======== Data for analysis

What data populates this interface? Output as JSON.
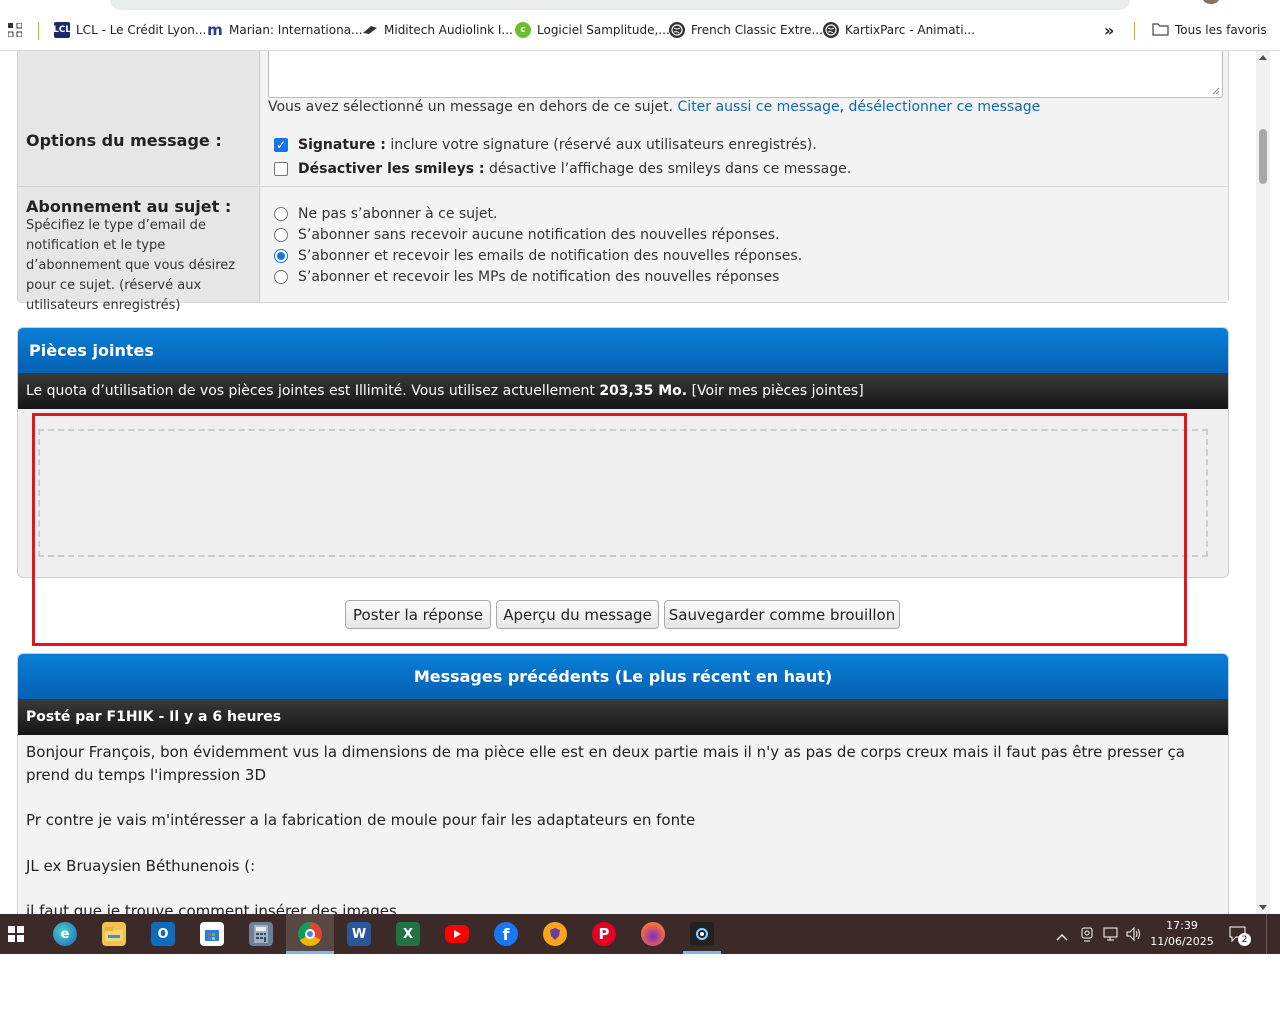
{
  "bookmarks": {
    "items": [
      {
        "label": "LCL - Le Crédit Lyon...",
        "icon": "lcl-icon",
        "color": "#1c2a6b"
      },
      {
        "label": "Marian: Internationa...",
        "icon": "marian-icon",
        "color": "#2b3f8c"
      },
      {
        "label": "Miditech Audiolink I...",
        "icon": "miditech-icon",
        "color": "#333333"
      },
      {
        "label": "Logiciel Samplitude,...",
        "icon": "samplitude-icon",
        "color": "#6bbf2a"
      },
      {
        "label": "French Classic Extre...",
        "icon": "globe-icon",
        "color": "#333333"
      },
      {
        "label": "KartixParc - Animati...",
        "icon": "globe-icon",
        "color": "#333333"
      }
    ],
    "more": "»",
    "all_favorites": "Tous les favoris"
  },
  "form": {
    "selected_note": "Vous avez sélectionné un message en dehors de ce sujet.",
    "quote_link": "Citer aussi ce message",
    "comma": ",",
    "deselect_link": "désélectionner ce message",
    "options": {
      "label": "Options du message :",
      "signature_title": "Signature :",
      "signature_desc": "inclure votre signature (réservé aux utilisateurs enregistrés).",
      "signature_checked": true,
      "smileys_title": "Désactiver les smileys :",
      "smileys_desc": "désactive l’affichage des smileys dans ce message.",
      "smileys_checked": false
    },
    "subscription": {
      "label": "Abonnement au sujet :",
      "help": "Spécifiez le type d’email de notification et le type d’abonnement que vous désirez pour ce sujet. (réservé aux utilisateurs enregistrés)",
      "options": [
        "Ne pas s’abonner à ce sujet.",
        "S’abonner sans recevoir aucune notification des nouvelles réponses.",
        "S’abonner et recevoir les emails de notification des nouvelles réponses.",
        "S’abonner et recevoir les MPs de notification des nouvelles réponses"
      ],
      "selected_index": 2
    }
  },
  "attachments": {
    "title": "Pièces jointes",
    "quota_text": "Le quota d’utilisation de vos pièces jointes est Illimité. Vous utilisez actuellement",
    "usage": "203,35 Mo.",
    "view_link": "[Voir mes pièces jointes]"
  },
  "buttons": {
    "post": "Poster la réponse",
    "preview": "Aperçu du message",
    "draft": "Sauvegarder comme brouillon"
  },
  "previous": {
    "title": "Messages précédents (Le plus récent en haut)",
    "post_header": "Posté par F1HIK - Il y a 6 heures",
    "paragraphs": [
      "Bonjour François, bon évidemment vus la dimensions de ma pièce elle est en deux partie mais il n'y as pas de corps creux mais il faut pas être presser ça prend du temps l'impression 3D",
      "Pr contre je vais m'intéresser a la fabrication de moule pour fair les adaptateurs en fonte",
      "JL ex Bruaysien Béthunenois (:",
      "il faut que je trouve comment insérer des images"
    ]
  },
  "highlight_color": "#e3141c",
  "taskbar": {
    "time": "17:39",
    "date": "11/06/2025",
    "notification_count": "2",
    "apps": [
      "edge-icon",
      "file-explorer-icon",
      "outlook-icon",
      "store-icon",
      "calculator-icon",
      "chrome-icon",
      "word-icon",
      "excel-icon",
      "youtube-icon",
      "facebook-icon",
      "brave-icon",
      "pinterest-icon",
      "firefox-icon",
      "app-icon"
    ]
  }
}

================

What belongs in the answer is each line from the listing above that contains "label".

        "label": "LCL - Le Crédit Lyon...",
        "label": "Marian: Internationa...",
        "label": "Miditech Audiolink I...",
        "label": "Logiciel Samplitude,...",
        "label": "French Classic Extre...",
        "label": "KartixParc - Animati...",
      "label": "Options du message :",
      "label": "Abonnement au sujet :",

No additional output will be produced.